▶ _Exercise_
Can you write out the whole listing exactly?

▶ _Source records_
════════

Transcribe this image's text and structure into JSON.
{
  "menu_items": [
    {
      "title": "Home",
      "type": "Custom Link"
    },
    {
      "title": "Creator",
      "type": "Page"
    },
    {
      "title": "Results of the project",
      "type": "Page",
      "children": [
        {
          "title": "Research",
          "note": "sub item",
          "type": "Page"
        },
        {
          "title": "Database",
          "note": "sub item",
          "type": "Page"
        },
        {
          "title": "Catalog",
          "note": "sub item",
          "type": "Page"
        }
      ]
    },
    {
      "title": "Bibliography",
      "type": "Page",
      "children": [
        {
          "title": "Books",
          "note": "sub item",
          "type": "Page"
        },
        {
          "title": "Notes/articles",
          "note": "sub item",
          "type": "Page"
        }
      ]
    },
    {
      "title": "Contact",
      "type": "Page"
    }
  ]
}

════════

▶ _Reply to the task_
Transcribe this image's text and structure into JSON.
{
  "menu_items": [
    {
      "title": "Home",
      "type": "Custom Link"
    },
    {
      "title": "Creator",
      "type": "Page"
    },
    {
      "title": "Results of the project",
      "type": "Page",
      "children": [
        {
          "title": "Research",
          "note": "sub item",
          "type": "Page"
        },
        {
          "title": "Database",
          "note": "sub item",
          "type": "Page"
        },
        {
          "title": "Catalog",
          "note": "sub item",
          "type": "Page"
        }
      ]
    },
    {
      "title": "Bibliography",
      "type": "Page",
      "children": [
        {
          "title": "Books",
          "note": "sub item",
          "type": "Page"
        },
        {
          "title": "Notes/articles",
          "note": "sub item",
          "type": "Page"
        }
      ]
    },
    {
      "title": "Contact",
      "type": "Page"
    }
  ]
}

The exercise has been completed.